In this stanza, however, we see only the speaker, no longer able to communicate with the other sides of her identity, no longer fighting this dissolution of that identity. This information should help the reader better understand the poem. Vesuvius, the infamous volcano that destroyed Pompeii. How do you read it? Sponsored Links My Life had stood-a Loaded Gun- In Corners-till a Day The Owner passed-identified- And carried Me away-And now We roam in Sovereign Woods- And now We hunt the Doe- And every time I speak for Him- The Mountains straight reply-And do I smile, such cordial light Upon the Valley glow- It is as a Vesuvian face Had let its pleasure through-And when at Night-Our good Day done- I guard My Master's Head- 'Tis better than the Eider-Duck's Deep Pillow-to have shared-To foe of His-I'm deadly foe- None stir the second time- On whom I lay a Yellow Eye- Or an emphatic Thumb-Though I than He-may longer live He longer must-than I- For I have but the power to kill, Without-the power to die- Sponsor 122 Free Video Tutorials Please I make on youtube such as. Her rhythm is the round of Nature, and her sovereignty is destructive to the independent individual because the continuity of the round requires that she devour her children and absorb their lives and consciousness back into her teeming womb, season after season, generation after generation.

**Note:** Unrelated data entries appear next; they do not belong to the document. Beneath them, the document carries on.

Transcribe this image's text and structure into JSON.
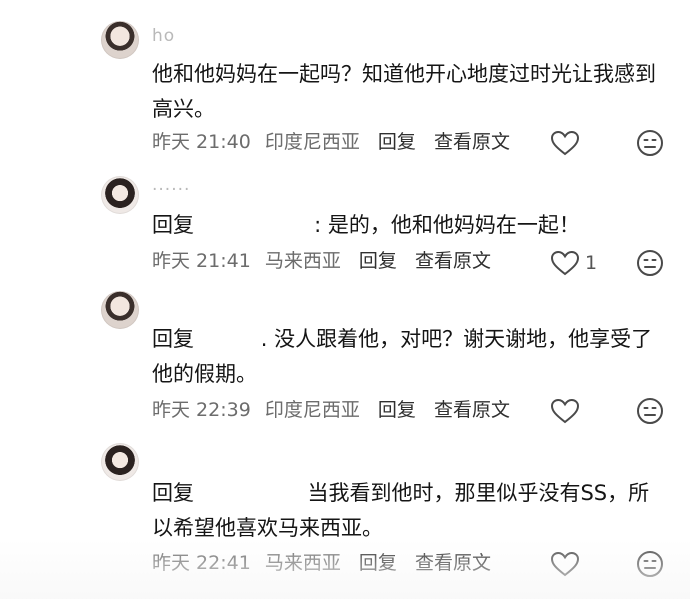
{
  "comments": [
    {
      "username": "ho",
      "text": "他和他妈妈在一起吗？知道他开心地度过时光让我感到高兴。",
      "time": "昨天 21:40",
      "location": "印度尼西亚",
      "reply_label": "回复",
      "view_original_label": "查看原文",
      "likes": ""
    },
    {
      "username": "......",
      "text": "回复                  : 是的，他和他妈妈在一起！",
      "time": "昨天 21:41",
      "location": "马来西亚",
      "reply_label": "回复",
      "view_original_label": "查看原文",
      "likes": "1"
    },
    {
      "username": "",
      "text": "回复          . 没人跟着他，对吧？谢天谢地，他享受了他的假期。",
      "time": "昨天 22:39",
      "location": "印度尼西亚",
      "reply_label": "回复",
      "view_original_label": "查看原文",
      "likes": ""
    },
    {
      "username": "",
      "text": "回复                 当我看到他时，那里似乎没有SS，所以希望他喜欢马来西亚。",
      "time": "昨天 22:41",
      "location": "马来西亚",
      "reply_label": "回复",
      "view_original_label": "查看原文",
      "likes": ""
    }
  ],
  "icons": {
    "like": "heart-outline",
    "dislike": "neutral-face"
  },
  "colors": {
    "text": "#151515",
    "meta": "#6c6c6c",
    "icon": "#4a4a4a"
  }
}
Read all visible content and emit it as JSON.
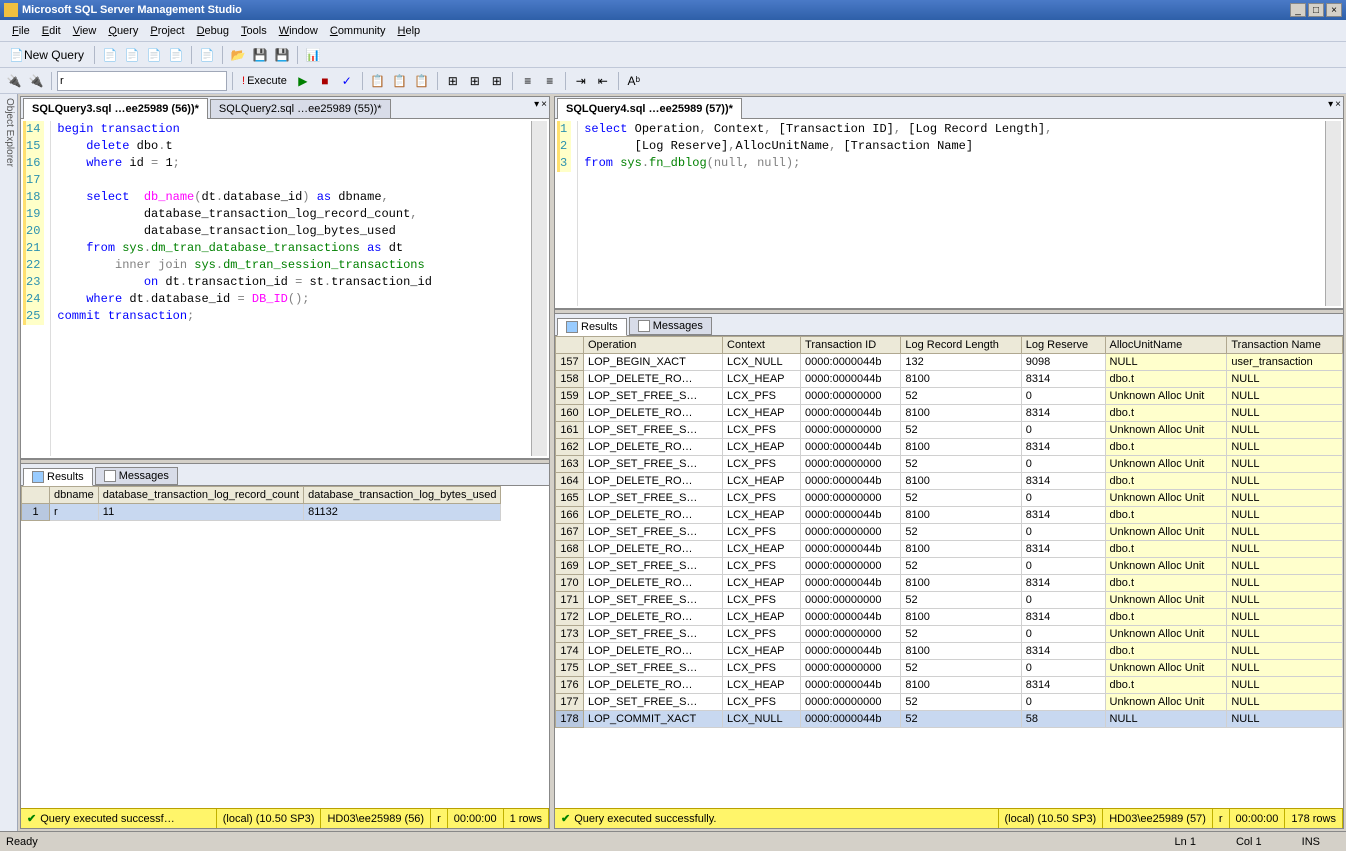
{
  "title": "Microsoft SQL Server Management Studio",
  "menu": [
    "File",
    "Edit",
    "View",
    "Query",
    "Project",
    "Debug",
    "Tools",
    "Window",
    "Community",
    "Help"
  ],
  "toolbar1": {
    "new_query": "New Query"
  },
  "toolbar2": {
    "db_combo": "r",
    "execute": "Execute"
  },
  "obj_explorer": "Object Explorer",
  "left": {
    "tabs": [
      "SQLQuery3.sql …ee25989 (56))*",
      "SQLQuery2.sql …ee25989 (55))*"
    ],
    "active_tab": 0,
    "code_lines": [
      {
        "n": 14,
        "html": "<span class='kw-blue'>begin</span> <span class='kw-blue'>transaction</span>"
      },
      {
        "n": 15,
        "html": "    <span class='kw-blue'>delete</span> dbo<span class='kw-gray'>.</span>t"
      },
      {
        "n": 16,
        "html": "    <span class='kw-blue'>where</span> id <span class='kw-gray'>=</span> 1<span class='kw-gray'>;</span>"
      },
      {
        "n": 17,
        "html": ""
      },
      {
        "n": 18,
        "html": "    <span class='kw-blue'>select</span>  <span class='kw-magenta'>db_name</span><span class='kw-gray'>(</span>dt<span class='kw-gray'>.</span>database_id<span class='kw-gray'>)</span> <span class='kw-blue'>as</span> dbname<span class='kw-gray'>,</span>"
      },
      {
        "n": 19,
        "html": "            database_transaction_log_record_count<span class='kw-gray'>,</span>"
      },
      {
        "n": 20,
        "html": "            database_transaction_log_bytes_used"
      },
      {
        "n": 21,
        "html": "    <span class='kw-blue'>from</span> <span class='kw-green'>sys</span><span class='kw-gray'>.</span><span class='kw-green'>dm_tran_database_transactions</span> <span class='kw-blue'>as</span> dt"
      },
      {
        "n": 22,
        "html": "        <span class='kw-gray'>inner</span> <span class='kw-gray'>join</span> <span class='kw-green'>sys</span><span class='kw-gray'>.</span><span class='kw-green'>dm_tran_session_transactions</span>"
      },
      {
        "n": 23,
        "html": "            <span class='kw-blue'>on</span> dt<span class='kw-gray'>.</span>transaction_id <span class='kw-gray'>=</span> st<span class='kw-gray'>.</span>transaction_id"
      },
      {
        "n": 24,
        "html": "    <span class='kw-blue'>where</span> dt<span class='kw-gray'>.</span>database_id <span class='kw-gray'>=</span> <span class='kw-magenta'>DB_ID</span><span class='kw-gray'>();</span>"
      },
      {
        "n": 25,
        "html": "<span class='kw-blue'>commit</span> <span class='kw-blue'>transaction</span><span class='kw-gray'>;</span>"
      }
    ],
    "results_tabs": [
      "Results",
      "Messages"
    ],
    "grid_headers": [
      "dbname",
      "database_transaction_log_record_count",
      "database_transaction_log_bytes_used"
    ],
    "grid_rows": [
      {
        "n": 1,
        "cells": [
          "r",
          "11",
          "81132"
        ],
        "sel": true
      }
    ],
    "status": {
      "msg": "Query executed successf…",
      "server": "(local) (10.50 SP3)",
      "user": "HD03\\ee25989 (56)",
      "db": "r",
      "time": "00:00:00",
      "rows": "1 rows"
    }
  },
  "right": {
    "tabs": [
      "SQLQuery4.sql …ee25989 (57))*"
    ],
    "code_lines": [
      {
        "n": 1,
        "html": "<span class='kw-blue'>select</span> Operation<span class='kw-gray'>,</span> Context<span class='kw-gray'>,</span> [Transaction ID]<span class='kw-gray'>,</span> [Log Record Length]<span class='kw-gray'>,</span>"
      },
      {
        "n": 2,
        "html": "       [Log Reserve]<span class='kw-gray'>,</span>AllocUnitName<span class='kw-gray'>,</span> [Transaction Name]"
      },
      {
        "n": 3,
        "html": "<span class='kw-blue'>from</span> <span class='kw-green'>sys</span><span class='kw-gray'>.</span><span class='kw-green'>fn_dblog</span><span class='kw-gray'>(</span><span class='kw-gray'>null</span><span class='kw-gray'>,</span> <span class='kw-gray'>null</span><span class='kw-gray'>);</span>"
      }
    ],
    "results_tabs": [
      "Results",
      "Messages"
    ],
    "grid_headers": [
      "Operation",
      "Context",
      "Transaction ID",
      "Log Record Length",
      "Log Reserve",
      "AllocUnitName",
      "Transaction Name"
    ],
    "grid_rows": [
      {
        "n": 157,
        "cells": [
          "LOP_BEGIN_XACT",
          "LCX_NULL",
          "0000:0000044b",
          "132",
          "9098",
          "NULL",
          "user_transaction"
        ]
      },
      {
        "n": 158,
        "cells": [
          "LOP_DELETE_RO…",
          "LCX_HEAP",
          "0000:0000044b",
          "8100",
          "8314",
          "dbo.t",
          "NULL"
        ]
      },
      {
        "n": 159,
        "cells": [
          "LOP_SET_FREE_S…",
          "LCX_PFS",
          "0000:00000000",
          "52",
          "0",
          "Unknown Alloc Unit",
          "NULL"
        ]
      },
      {
        "n": 160,
        "cells": [
          "LOP_DELETE_RO…",
          "LCX_HEAP",
          "0000:0000044b",
          "8100",
          "8314",
          "dbo.t",
          "NULL"
        ]
      },
      {
        "n": 161,
        "cells": [
          "LOP_SET_FREE_S…",
          "LCX_PFS",
          "0000:00000000",
          "52",
          "0",
          "Unknown Alloc Unit",
          "NULL"
        ]
      },
      {
        "n": 162,
        "cells": [
          "LOP_DELETE_RO…",
          "LCX_HEAP",
          "0000:0000044b",
          "8100",
          "8314",
          "dbo.t",
          "NULL"
        ]
      },
      {
        "n": 163,
        "cells": [
          "LOP_SET_FREE_S…",
          "LCX_PFS",
          "0000:00000000",
          "52",
          "0",
          "Unknown Alloc Unit",
          "NULL"
        ]
      },
      {
        "n": 164,
        "cells": [
          "LOP_DELETE_RO…",
          "LCX_HEAP",
          "0000:0000044b",
          "8100",
          "8314",
          "dbo.t",
          "NULL"
        ]
      },
      {
        "n": 165,
        "cells": [
          "LOP_SET_FREE_S…",
          "LCX_PFS",
          "0000:00000000",
          "52",
          "0",
          "Unknown Alloc Unit",
          "NULL"
        ]
      },
      {
        "n": 166,
        "cells": [
          "LOP_DELETE_RO…",
          "LCX_HEAP",
          "0000:0000044b",
          "8100",
          "8314",
          "dbo.t",
          "NULL"
        ]
      },
      {
        "n": 167,
        "cells": [
          "LOP_SET_FREE_S…",
          "LCX_PFS",
          "0000:00000000",
          "52",
          "0",
          "Unknown Alloc Unit",
          "NULL"
        ]
      },
      {
        "n": 168,
        "cells": [
          "LOP_DELETE_RO…",
          "LCX_HEAP",
          "0000:0000044b",
          "8100",
          "8314",
          "dbo.t",
          "NULL"
        ]
      },
      {
        "n": 169,
        "cells": [
          "LOP_SET_FREE_S…",
          "LCX_PFS",
          "0000:00000000",
          "52",
          "0",
          "Unknown Alloc Unit",
          "NULL"
        ]
      },
      {
        "n": 170,
        "cells": [
          "LOP_DELETE_RO…",
          "LCX_HEAP",
          "0000:0000044b",
          "8100",
          "8314",
          "dbo.t",
          "NULL"
        ]
      },
      {
        "n": 171,
        "cells": [
          "LOP_SET_FREE_S…",
          "LCX_PFS",
          "0000:00000000",
          "52",
          "0",
          "Unknown Alloc Unit",
          "NULL"
        ]
      },
      {
        "n": 172,
        "cells": [
          "LOP_DELETE_RO…",
          "LCX_HEAP",
          "0000:0000044b",
          "8100",
          "8314",
          "dbo.t",
          "NULL"
        ]
      },
      {
        "n": 173,
        "cells": [
          "LOP_SET_FREE_S…",
          "LCX_PFS",
          "0000:00000000",
          "52",
          "0",
          "Unknown Alloc Unit",
          "NULL"
        ]
      },
      {
        "n": 174,
        "cells": [
          "LOP_DELETE_RO…",
          "LCX_HEAP",
          "0000:0000044b",
          "8100",
          "8314",
          "dbo.t",
          "NULL"
        ]
      },
      {
        "n": 175,
        "cells": [
          "LOP_SET_FREE_S…",
          "LCX_PFS",
          "0000:00000000",
          "52",
          "0",
          "Unknown Alloc Unit",
          "NULL"
        ]
      },
      {
        "n": 176,
        "cells": [
          "LOP_DELETE_RO…",
          "LCX_HEAP",
          "0000:0000044b",
          "8100",
          "8314",
          "dbo.t",
          "NULL"
        ]
      },
      {
        "n": 177,
        "cells": [
          "LOP_SET_FREE_S…",
          "LCX_PFS",
          "0000:00000000",
          "52",
          "0",
          "Unknown Alloc Unit",
          "NULL"
        ]
      },
      {
        "n": 178,
        "cells": [
          "LOP_COMMIT_XACT",
          "LCX_NULL",
          "0000:0000044b",
          "52",
          "58",
          "NULL",
          "NULL"
        ],
        "sel": true
      }
    ],
    "status": {
      "msg": "Query executed successfully.",
      "server": "(local) (10.50 SP3)",
      "user": "HD03\\ee25989 (57)",
      "db": "r",
      "time": "00:00:00",
      "rows": "178 rows"
    }
  },
  "bottom_status": {
    "ready": "Ready",
    "ln": "Ln 1",
    "col": "Col 1",
    "ins": "INS"
  }
}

Emily Dickinson is a poet known for her cryptic, confusing language. I think it could be that the narrator has gone off on a bit of a tangent, and is perhaps talking almost to his or herself, and glances back to the reader every once in a while to make sure he or she is still paying attention. This may explain why she takes her identity from a man. She lets us have it our way! But, again like Plath, Dickinson is prepared to embrace it nevertheless--together with all other aspects of her unacceptable self. Paradoxically, she attained her prerogatives through submission to the internalized masculine principle. Emily Dickinson's My Life Had Stood:A Loaded Gun Emily Dickinson is a poet known for her cryptic, confusing language. She can refuse to be a victim by casting her lot with the hunter, but thereby she claims herself as victim.